Solar water heating systems = Solar panels + solar energy. Solar thermal: solar power & solar hot water.
RHPP and renewable heating premium payment
Solar water heating panels for swimming pools
please note these are guidance, not specifications
Concerning sizing there are two very useful rule of thumb approaches. One is based on pool size and the other one, the peak capacity of the existing heater. Both these rules of thumb overlap, which can be useful. Full heat loss modeling and panel specification formulae programs are available free on Canadian government websites.
In terms of pool size, in UK we recommend around 30% – 60% (or more) of the pool area should be repeated as panels (each of which has an aperture – heat absorber – area of 2.8 sq metres). This rule of thumb means 1-2 Solartwins per 10 sqm of pool area, with the lower end for taking the chill off outdoor or seasonal pools, the upper end for indoor or all year pools.
In terms of the existing heater, since this usually reflects a heat demand calculation, we suggest around one panel per 2 kW of the pool’s existing heater’s peak capacity. This is only very general measure and is not as useful as the area assessment.
As for plumbing in, and pumping options, there are 3 main options, the first 2 using solar pumping, the last using the filter pump.

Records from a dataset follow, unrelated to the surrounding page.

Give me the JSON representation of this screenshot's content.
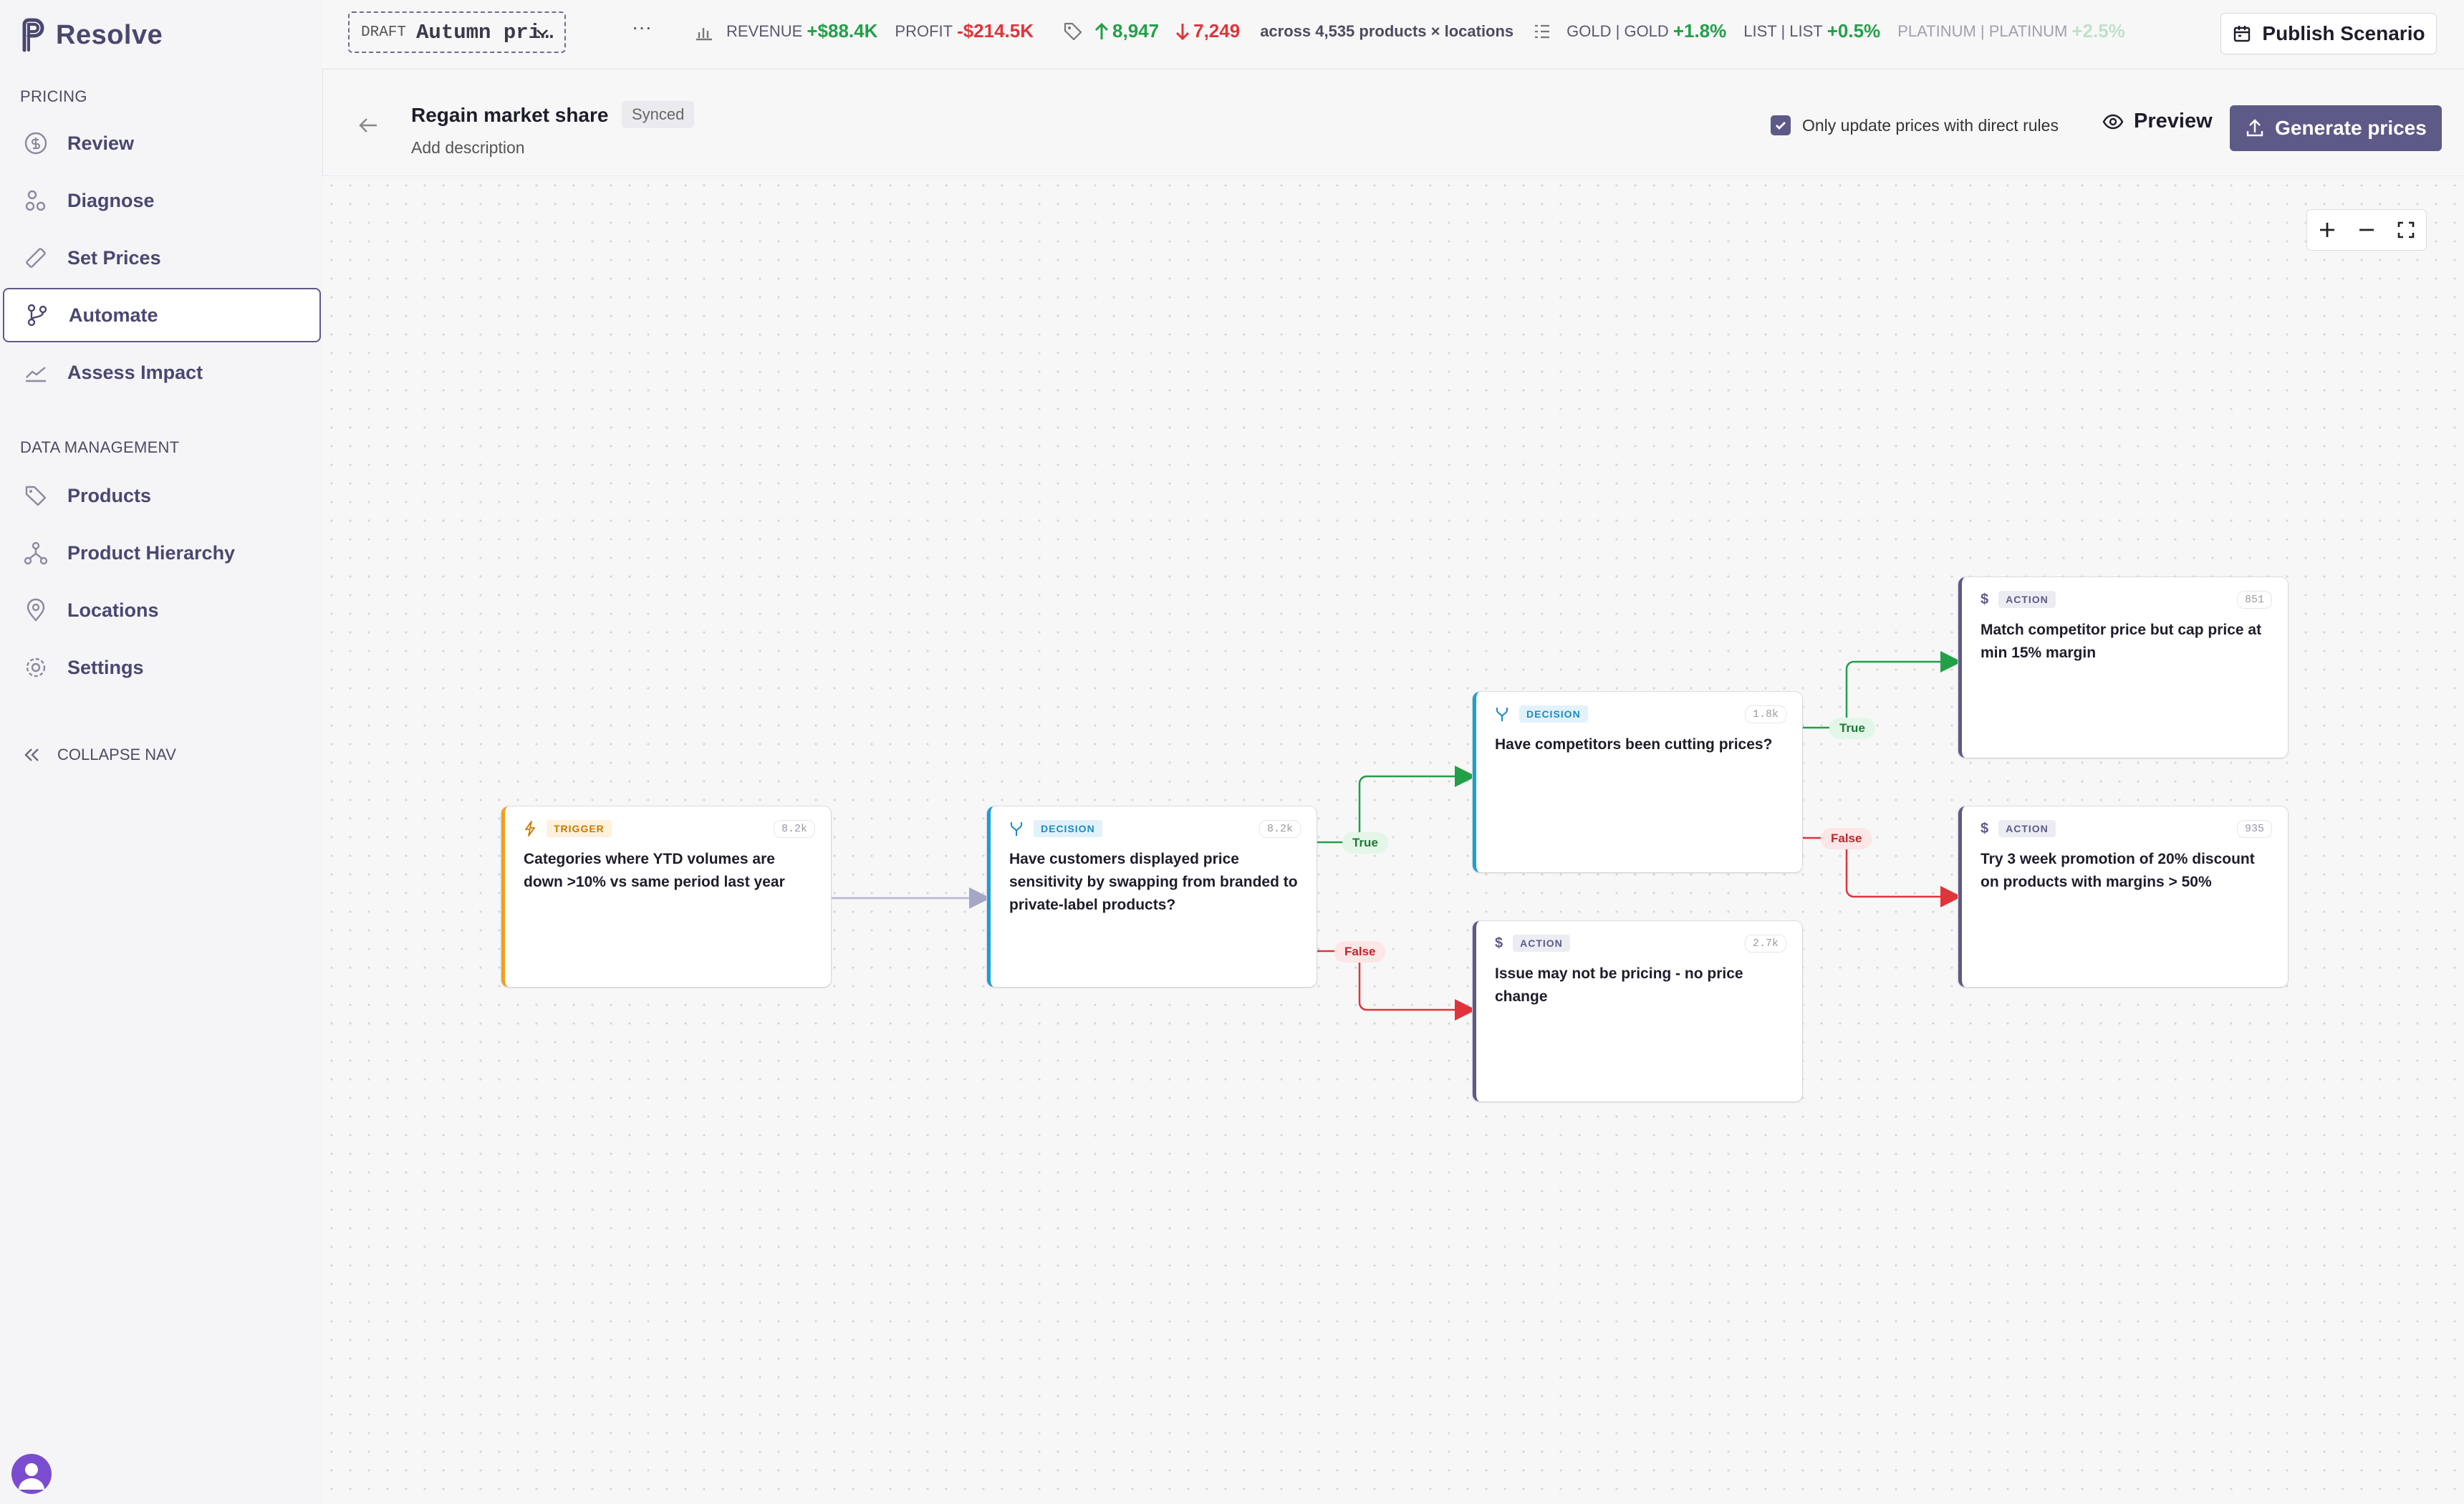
{
  "app": {
    "name": "Resolve"
  },
  "sidebar": {
    "pricing_label": "PRICING",
    "pricing_items": [
      {
        "label": "Review",
        "icon": "dollar-circle-icon"
      },
      {
        "label": "Diagnose",
        "icon": "diagnose-icon"
      },
      {
        "label": "Set Prices",
        "icon": "ruler-icon"
      },
      {
        "label": "Automate",
        "icon": "branch-icon",
        "active": true
      },
      {
        "label": "Assess Impact",
        "icon": "chart-line-icon"
      }
    ],
    "data_label": "DATA MANAGEMENT",
    "data_items": [
      {
        "label": "Products",
        "icon": "tags-icon"
      },
      {
        "label": "Product Hierarchy",
        "icon": "hierarchy-icon"
      },
      {
        "label": "Locations",
        "icon": "map-pin-icon"
      },
      {
        "label": "Settings",
        "icon": "gear-icon"
      }
    ],
    "collapse_label": "COLLAPSE NAV"
  },
  "topbar": {
    "scenario_status": "DRAFT",
    "scenario_name": "Autumn pri…",
    "more": "···",
    "revenue_label": "REVENUE",
    "revenue_value": "+$88.4K",
    "profit_label": "PROFIT",
    "profit_value": "-$214.5K",
    "up_count": "8,947",
    "down_count": "7,249",
    "scope": "across 4,535 products × locations",
    "tier1_label": "GOLD | GOLD",
    "tier1_value": "+1.8%",
    "tier2_label": "LIST | LIST",
    "tier2_value": "+0.5%",
    "tier3_label": "PLATINUM | PLATINUM",
    "tier3_value": "+2.5%",
    "publish_label": "Publish Scenario"
  },
  "header": {
    "title": "Regain market share",
    "sync_status": "Synced",
    "description_placeholder": "Add description",
    "checkbox_label": "Only update prices with direct rules",
    "checkbox_checked": true,
    "preview_label": "Preview",
    "generate_label": "Generate prices"
  },
  "flow": {
    "nodes": [
      {
        "id": "trigger",
        "type": "TRIGGER",
        "count": "8.2k",
        "text": "Categories where YTD volumes are down >10% vs same period last year"
      },
      {
        "id": "decision1",
        "type": "DECISION",
        "count": "8.2k",
        "text": "Have customers displayed price sensitivity by swapping from branded to private-label products?"
      },
      {
        "id": "decision2",
        "type": "DECISION",
        "count": "1.8k",
        "text": "Have competitors been cutting prices?"
      },
      {
        "id": "action1",
        "type": "ACTION",
        "count": "2.7k",
        "text": "Issue may not be pricing - no price change"
      },
      {
        "id": "action2",
        "type": "ACTION",
        "count": "851",
        "text": "Match competitor price but cap price at min 15% margin"
      },
      {
        "id": "action3",
        "type": "ACTION",
        "count": "935",
        "text": "Try 3 week promotion of 20% discount on products with margins > 50%"
      }
    ],
    "true_label": "True",
    "false_label": "False"
  },
  "colors": {
    "brand": "#5d5a88",
    "positive": "#22a048",
    "negative": "#e0343a",
    "trigger": "#f4a01a",
    "decision": "#1a9fd9"
  }
}
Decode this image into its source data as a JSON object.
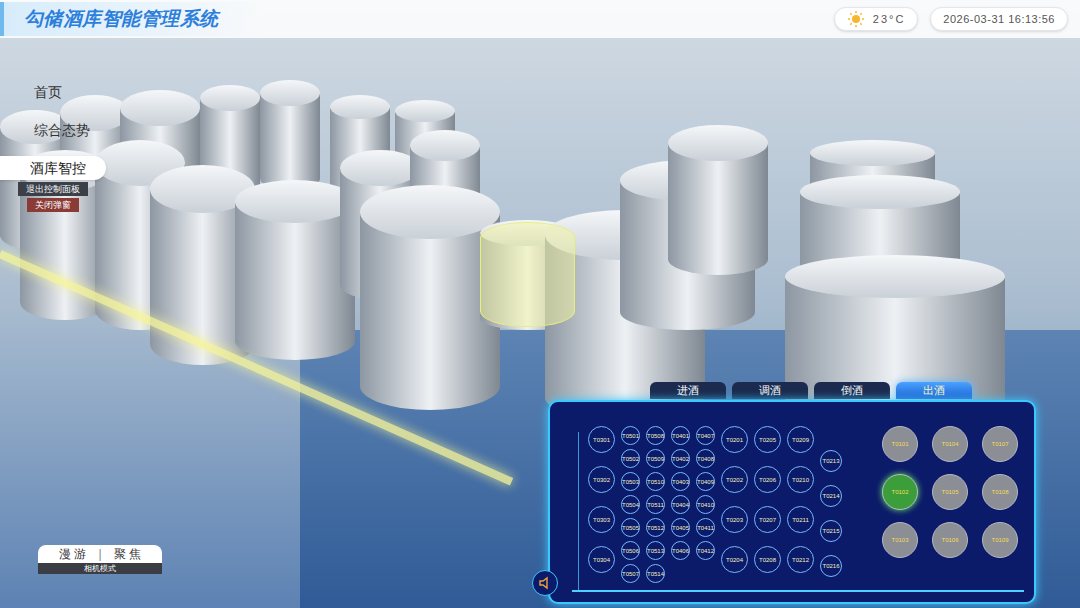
{
  "header": {
    "title": "勾储酒库智能管理系统",
    "weather": "23°C",
    "datetime": "2026-03-31 16:13:56"
  },
  "nav": {
    "items": [
      {
        "label": "首页",
        "selected": false
      },
      {
        "label": "综合态势",
        "selected": false
      },
      {
        "label": "酒库智控",
        "selected": true
      }
    ],
    "subitems": [
      {
        "label": "退出控制面板",
        "color": "#3a3f48"
      },
      {
        "label": "关闭弹窗",
        "color": "#8a3b36"
      }
    ]
  },
  "camera": {
    "modes": [
      "漫 游",
      "聚 焦"
    ],
    "separator": "|",
    "caption": "相机模式"
  },
  "panel": {
    "tabs": [
      {
        "label": "进酒",
        "selected": false
      },
      {
        "label": "调酒",
        "selected": false
      },
      {
        "label": "倒酒",
        "selected": false
      },
      {
        "label": "出酒",
        "selected": true
      }
    ],
    "columns": [
      {
        "kind": "large",
        "tanks": [
          "T0301",
          "T0302",
          "T0303",
          "T0304"
        ]
      },
      {
        "kind": "small",
        "tanks": [
          "T0501",
          "T0502",
          "T0503",
          "T0504",
          "T0505",
          "T0506",
          "T0507"
        ]
      },
      {
        "kind": "small",
        "tanks": [
          "T0508",
          "T0509",
          "T0510",
          "T0511",
          "T0512",
          "T0513",
          "T0514"
        ]
      },
      {
        "kind": "small",
        "tanks": [
          "T0401",
          "T0402",
          "T0403",
          "T0404",
          "T0405",
          "T0406"
        ]
      },
      {
        "kind": "small",
        "tanks": [
          "T0407",
          "T0408",
          "T0409",
          "T0410",
          "T0411",
          "T0412"
        ]
      },
      {
        "kind": "large",
        "tanks": [
          "T0201",
          "T0202",
          "T0203",
          "T0204"
        ]
      },
      {
        "kind": "large",
        "tanks": [
          "T0205",
          "T0206",
          "T0207",
          "T0208"
        ]
      },
      {
        "kind": "large",
        "tanks": [
          "T0209",
          "T0210",
          "T0211",
          "T0212"
        ]
      },
      {
        "kind": "medium",
        "tanks": [
          "T0213",
          "T0214",
          "T0215",
          "T0216"
        ]
      }
    ],
    "outlet_tanks": [
      {
        "label": "T0101",
        "selected": false,
        "color": "#8c8e96"
      },
      {
        "label": "T0104",
        "selected": false,
        "color": "#8c8e96"
      },
      {
        "label": "T0107",
        "selected": false,
        "color": "#8c8e96"
      },
      {
        "label": "T0102",
        "selected": true,
        "color": "#3c9e3a"
      },
      {
        "label": "T0105",
        "selected": false,
        "color": "#8c8e96"
      },
      {
        "label": "T0108",
        "selected": false,
        "color": "#8c8e96"
      },
      {
        "label": "T0103",
        "selected": false,
        "color": "#8c8e96"
      },
      {
        "label": "T0106",
        "selected": false,
        "color": "#8c8e96"
      },
      {
        "label": "T0109",
        "selected": false,
        "color": "#8c8e96"
      }
    ]
  }
}
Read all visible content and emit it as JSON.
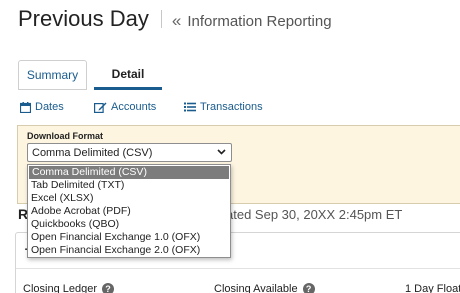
{
  "header": {
    "title": "Previous Day",
    "breadcrumb_icon": "double-chevron-left-icon",
    "breadcrumb_label": "Information Reporting"
  },
  "tabs": [
    {
      "label": "Summary",
      "active": false
    },
    {
      "label": "Detail",
      "active": true
    }
  ],
  "actions": [
    {
      "label": "Dates",
      "icon": "calendar-icon"
    },
    {
      "label": "Accounts",
      "icon": "edit-icon"
    },
    {
      "label": "Transactions",
      "icon": "list-icon"
    }
  ],
  "download": {
    "label": "Download Format",
    "selected": "Comma Delimited (CSV)",
    "options": [
      "Comma Delimited (CSV)",
      "Tab Delimited (TXT)",
      "Excel (XLSX)",
      "Adobe Acrobat (PDF)",
      "Quickbooks (QBO)",
      "Open Financial Exchange 1.0 (OFX)",
      "Open Financial Exchange 2.0 (OFX)"
    ]
  },
  "section": {
    "heading_fragment": "R",
    "updated_fragment": "ated Sep 30, 20XX 2:45pm ET",
    "card_fragment": "T"
  },
  "metrics": [
    {
      "label": "Closing Ledger"
    },
    {
      "label": "Closing Available"
    },
    {
      "label": "1 Day Float"
    }
  ],
  "colors": {
    "link": "#1a5c8e",
    "panel_bg": "#fdf5e0",
    "selected_option_bg": "#7c7c7c"
  }
}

1 – For small pools using say 3 or fewer panels, just use Standard Solartwin PV pumps, one per panel. A plumbing diagram is suggested below. Good for remote locations and small summer pools with occasional filtration.
2 – With solar pumping options using 4 or more panels, we suggest larger pumps, one or more, depending on the number of panels. We can supply these. Reducing the number of pumps has little bearing on the cost per unit since the area of the photovoltaic panel and the cost of the pump increases almost proportionately. PV pumping is particularly good for remote locations.
3 – For larger pools, where the filter pump is on all day, we suggest using panels only, without our pumps. Instead of PV pumps, when there is any heat to be gained from the panels, we divert some water downstream of the filter pump to collect it from them by using a motorised valve. We control the valve using a conventional solar “differential temperature controller” so that when panel temp exceeds pool temp the valve opens.
As for plumbing outlet and inlet arrangements, provided the filter and its pump do not obstruct the flow by a head of more than 300 mm of water (for a flow rate of 3 litres per minute, per panel and exceeding this is unlikely) it is best to provide a draw off tee using a 22mm conventional plastic pipe downstream of the existing filter in such a way that the water is gently drawn through the filter and not backwards through the pool recirculating exits. Preventing such backflow usually requires the installation of a valve downstream of the draw off point to prevent this. Concerning the entry of the water to the pool, the solar warmed water is best injected at a low level into the pool either via existing vent point(s) or via new one(s). It should not be injected near the surface since the warmer water would then stratify (float) over the cool water rather than be encouraged to mix as it rises.
We provide special polypropylene connectors (instead of brass reducers / pipe inserts) for pool systems – to minimise corrosion in pool water.
Notes on general pool energy efficiency and related green issues:
- Minimise heat loss
- Pool covers insulate the pool surface and minimise evaporative heat loss
- from pool edges – insulate under the sides and bottom of the pool at the design stage
- from the pool room(s) including changing areas
- pump room including the ceiling
- Maximise pool usability but minimise fuel costs
- review your tariffs – and are you buying the cheapest / greenest fuels?
- if particularly tender grandchildren only come on Saturday, only turn the stat up on Friday, don’t keep it high all week
- Use active or passive heat recovery systems
- from the drained off water
- from ventilation systems / air changes
- Use renewable energy
- biomass such as wood chip boiler
- heat pumps…
- solar, both passive and active (see earlier for active, below for passive
- Maximise passive solar gain
- get direct sun light in for as long as possible during the day!
- minimise shading from trees and buildings etc
- get some extra reflected sun in
- paint S facing walls above the N side of the pool white
- absorb that heat into the water
- consider dark pool coatings, at least on the S facing wall of pool
Remember every pool is different so please call 0344 567 9032 to discuss your specific requirements.